→ **Problem to work on**
Report every line of the data that includes "salary".

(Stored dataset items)

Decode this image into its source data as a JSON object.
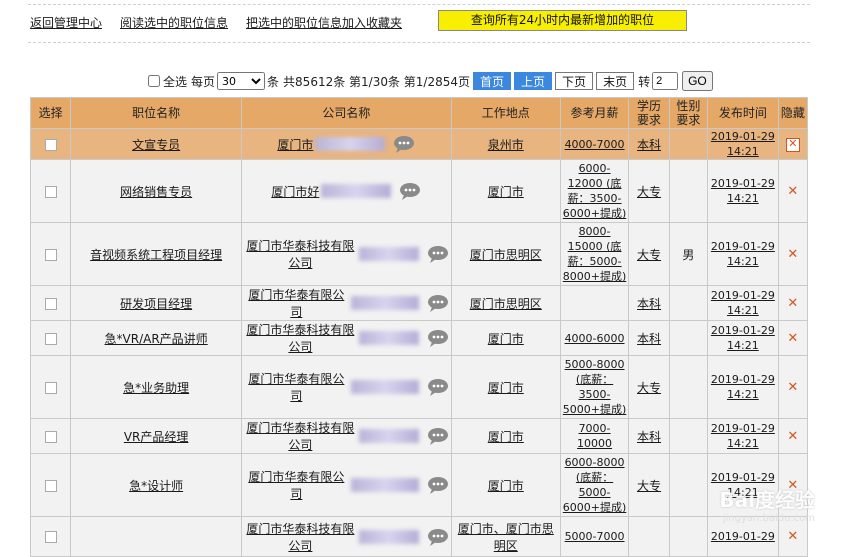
{
  "top_links": [
    "返回管理中心",
    "阅读选中的职位信息",
    "把选中的职位信息加入收藏夹"
  ],
  "query_button": "查询所有24小时内最新增加的职位",
  "pager": {
    "select_all": "全选",
    "per_page_label": "每页",
    "per_page_value": "30",
    "per_page_unit": "条",
    "summary": "共85612条 第1/30条 第1/2854页",
    "first": "首页",
    "prev": "上页",
    "next": "下页",
    "last": "末页",
    "goto_label": "转",
    "goto_value": "2",
    "go": "GO"
  },
  "columns": [
    "选择",
    "职位名称",
    "公司名称",
    "工作地点",
    "参考月薪",
    "学历要求",
    "性别要求",
    "发布时间",
    "隐藏"
  ],
  "rows": [
    {
      "title": "文宣专员",
      "company": "厦门市",
      "location": "泉州市",
      "salary": "4000-7000",
      "edu": "本科",
      "gender": "",
      "time": "2019-01-29 14:21"
    },
    {
      "title": "网络销售专员",
      "company": "厦门市好",
      "location": "厦门市",
      "salary": "6000-12000 (底薪：3500-6000+提成)",
      "edu": "大专",
      "gender": "",
      "time": "2019-01-29 14:21"
    },
    {
      "title": "音视频系统工程项目经理",
      "company": "厦门市华泰科技有限公司",
      "location": "厦门市思明区",
      "salary": "8000-15000 (底薪：5000-8000+提成)",
      "edu": "大专",
      "gender": "男",
      "time": "2019-01-29 14:21"
    },
    {
      "title": "研发项目经理",
      "company": "厦门市华泰有限公司",
      "location": "厦门市思明区",
      "salary": "",
      "edu": "本科",
      "gender": "",
      "time": "2019-01-29 14:21"
    },
    {
      "title": "急*VR/AR产品讲师",
      "company": "厦门市华泰科技有限公司",
      "location": "厦门市",
      "salary": "4000-6000",
      "edu": "本科",
      "gender": "",
      "time": "2019-01-29 14:21"
    },
    {
      "title": "急*业务助理",
      "company": "厦门市华泰有限公司",
      "location": "厦门市",
      "salary": "5000-8000 (底薪：3500-5000+提成)",
      "edu": "大专",
      "gender": "",
      "time": "2019-01-29 14:21"
    },
    {
      "title": "VR产品经理",
      "company": "厦门市华泰科技有限公司",
      "location": "厦门市",
      "salary": "7000-10000",
      "edu": "本科",
      "gender": "",
      "time": "2019-01-29 14:21"
    },
    {
      "title": "急*设计师",
      "company": "厦门市华泰有限公司",
      "location": "厦门市",
      "salary": "6000-8000 (底薪：5000-6000+提成)",
      "edu": "大专",
      "gender": "",
      "time": "2019-01-29 14:21"
    },
    {
      "title": "",
      "company": "厦门市华泰科技有限公司",
      "location": "厦门市、厦门市思明区",
      "salary": "5000-7000",
      "edu": "",
      "gender": "",
      "time": "2019-01-29"
    }
  ],
  "watermark": {
    "main": "Bai度经验",
    "sub": "jingyan.baidu.com"
  },
  "colors": {
    "header_bg": "#e5a866",
    "highlight_row": "#e8b47f",
    "accent_blue": "#3b88de",
    "query_yellow": "#f7ee00",
    "hide_x": "#d9531e"
  }
}
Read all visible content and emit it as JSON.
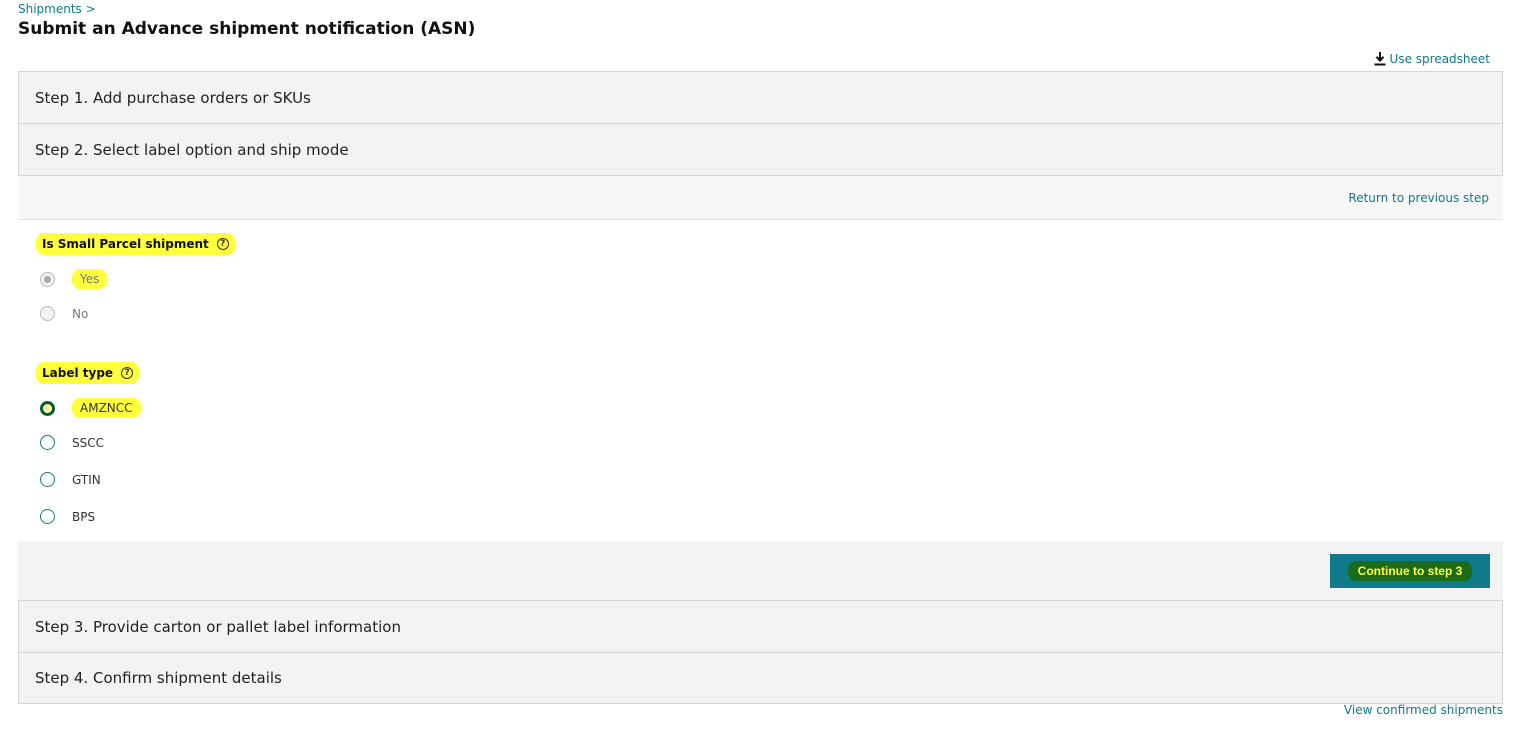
{
  "breadcrumb": {
    "link": "Shipments",
    "separator": ">"
  },
  "page_title": "Submit an Advance shipment notification (ASN)",
  "use_spreadsheet_label": "Use spreadsheet",
  "steps": {
    "step1": "Step 1. Add purchase orders or SKUs",
    "step2": "Step 2. Select label option and ship mode",
    "step3": "Step 3. Provide carton or pallet label information",
    "step4": "Step 4. Confirm shipment details"
  },
  "return_link": "Return to previous step",
  "small_parcel": {
    "label": "Is Small Parcel shipment",
    "help": "?",
    "options": [
      "Yes",
      "No"
    ],
    "selected": "Yes",
    "disabled": true
  },
  "label_type": {
    "label": "Label type",
    "help": "?",
    "options": [
      "AMZNCC",
      "SSCC",
      "GTIN",
      "BPS"
    ],
    "selected": "AMZNCC"
  },
  "continue_button": "Continue to step 3",
  "view_confirmed_link": "View confirmed shipments",
  "colors": {
    "accent": "#0f7a8a",
    "highlight": "#ffff3c",
    "panel": "#f3f3f3"
  }
}
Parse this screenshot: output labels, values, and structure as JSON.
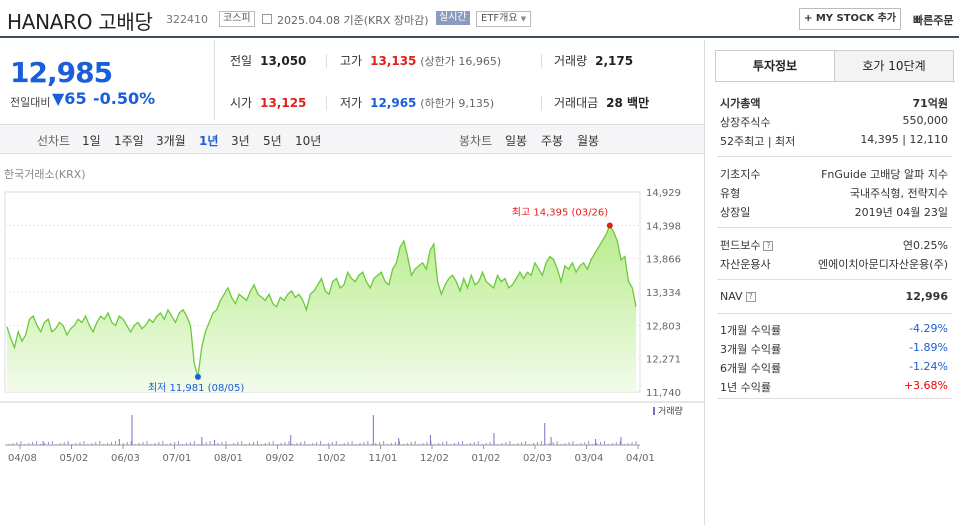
{
  "header": {
    "name": "HANARO 고배당",
    "code": "322410",
    "market": "코스피",
    "date_text": "2025.04.08 기준(KRX 장마감)",
    "realtime": "실시간",
    "etf_info": "ETF개요",
    "my_stock": "+ MY STOCK 추가",
    "quick_order": "빠른주문"
  },
  "quote": {
    "price": "12,985",
    "change_label": "전일대비",
    "change": "▼65",
    "percent": "-0.50%",
    "prev_close_label": "전일",
    "prev_close": "13,050",
    "high_label": "고가",
    "high": "13,135",
    "upper_limit": "(상한가 16,965)",
    "volume_label": "거래량",
    "volume": "2,175",
    "open_label": "시가",
    "open": "13,125",
    "low_label": "저가",
    "low": "12,965",
    "lower_limit": "(하한가 9,135)",
    "amount_label": "거래대금",
    "amount": "28 백만"
  },
  "periods": {
    "line_label": "선차트",
    "items": [
      "1일",
      "1주일",
      "3개월",
      "1년",
      "3년",
      "5년",
      "10년"
    ],
    "active": "1년",
    "candle_label": "봉차트",
    "candles": [
      "일봉",
      "주봉",
      "월봉"
    ]
  },
  "chart_data": {
    "type": "area",
    "source": "한국거래소(KRX)",
    "x_ticks": [
      "04/08",
      "05/02",
      "06/03",
      "07/01",
      "08/01",
      "09/02",
      "10/02",
      "11/01",
      "12/02",
      "01/02",
      "02/03",
      "03/04",
      "04/01"
    ],
    "y_ticks": [
      "14,929",
      "14,398",
      "13,866",
      "13,334",
      "12,803",
      "12,271",
      "11,740"
    ],
    "ylim": [
      11740,
      14929
    ],
    "high_label": "최고 14,395 (03/26)",
    "low_label": "최저 11,981 (08/05)",
    "volume_label": "거래량",
    "values": [
      12780,
      12600,
      12450,
      12700,
      12550,
      12650,
      12900,
      12950,
      12800,
      12700,
      12850,
      12900,
      12700,
      12750,
      12850,
      12800,
      12650,
      12750,
      12800,
      12900,
      12850,
      12950,
      12800,
      12700,
      12850,
      12950,
      12900,
      13000,
      12850,
      12800,
      12950,
      12900,
      12800,
      12700,
      12800,
      12850,
      12750,
      12800,
      12900,
      12850,
      12950,
      13000,
      12900,
      13050,
      12950,
      12850,
      13000,
      13050,
      12950,
      12800,
      12200,
      11981,
      12450,
      12700,
      12850,
      13000,
      13050,
      13200,
      13300,
      13400,
      13250,
      13150,
      13300,
      13250,
      13200,
      13350,
      13450,
      13300,
      13250,
      13200,
      13300,
      13150,
      13100,
      13250,
      13200,
      13300,
      13350,
      13250,
      13300,
      13200,
      13050,
      13300,
      13350,
      13450,
      13550,
      13350,
      13300,
      13500,
      13550,
      13400,
      13450,
      13650,
      13550,
      13500,
      13600,
      13650,
      13500,
      13400,
      13550,
      13600,
      13650,
      13500,
      13450,
      13700,
      13800,
      14050,
      14150,
      13900,
      13600,
      13700,
      13750,
      13800,
      13700,
      14000,
      14100,
      13500,
      13300,
      13450,
      13550,
      13600,
      13500,
      13350,
      13550,
      13400,
      13600,
      13450,
      13500,
      13650,
      13500,
      13450,
      13400,
      13600,
      13500,
      13550,
      13400,
      13450,
      13550,
      13650,
      13550,
      13650,
      13600,
      13800,
      13700,
      13600,
      13800,
      13900,
      13850,
      13700,
      13500,
      13750,
      13700,
      13800,
      13650,
      13750,
      13800,
      13700,
      13850,
      13950,
      14050,
      14150,
      14250,
      14395,
      14300,
      14150,
      13850,
      13900,
      13500,
      13400,
      13100
    ]
  },
  "right_panel": {
    "tab_invest": "투자정보",
    "tab_order": "호가 10단계",
    "market_cap_label": "시가총액",
    "market_cap": "71억원",
    "shares_label": "상장주식수",
    "shares": "550,000",
    "w52_label": "52주최고 | 최저",
    "w52": "14,395 | 12,110",
    "index_label": "기초지수",
    "index": "FnGuide 고배당 알파 지수",
    "type_label": "유형",
    "type": "국내주식형, 전략지수",
    "listed_label": "상장일",
    "listed": "2019년 04월 23일",
    "fee_label": "펀드보수",
    "fee": "연0.25%",
    "manager_label": "자산운용사",
    "manager": "엔에이치아문디자산운용(주)",
    "nav_label": "NAV",
    "nav": "12,996",
    "r1m_label": "1개월 수익률",
    "r1m": "-4.29%",
    "r3m_label": "3개월 수익률",
    "r3m": "-1.89%",
    "r6m_label": "6개월 수익률",
    "r6m": "-1.24%",
    "r1y_label": "1년 수익률",
    "r1y": "+3.68%"
  }
}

→ **Exercise solution**
      "salary": "4000-7000",
      "salary": "6000-12000 (底薪：3500-6000+提成)",
      "salary": "8000-15000 (底薪：5000-8000+提成)",
      "salary": "",
      "salary": "4000-6000",
      "salary": "5000-8000 (底薪：3500-5000+提成)",
      "salary": "7000-10000",
      "salary": "6000-8000 (底薪：5000-6000+提成)",
      "salary": "5000-7000",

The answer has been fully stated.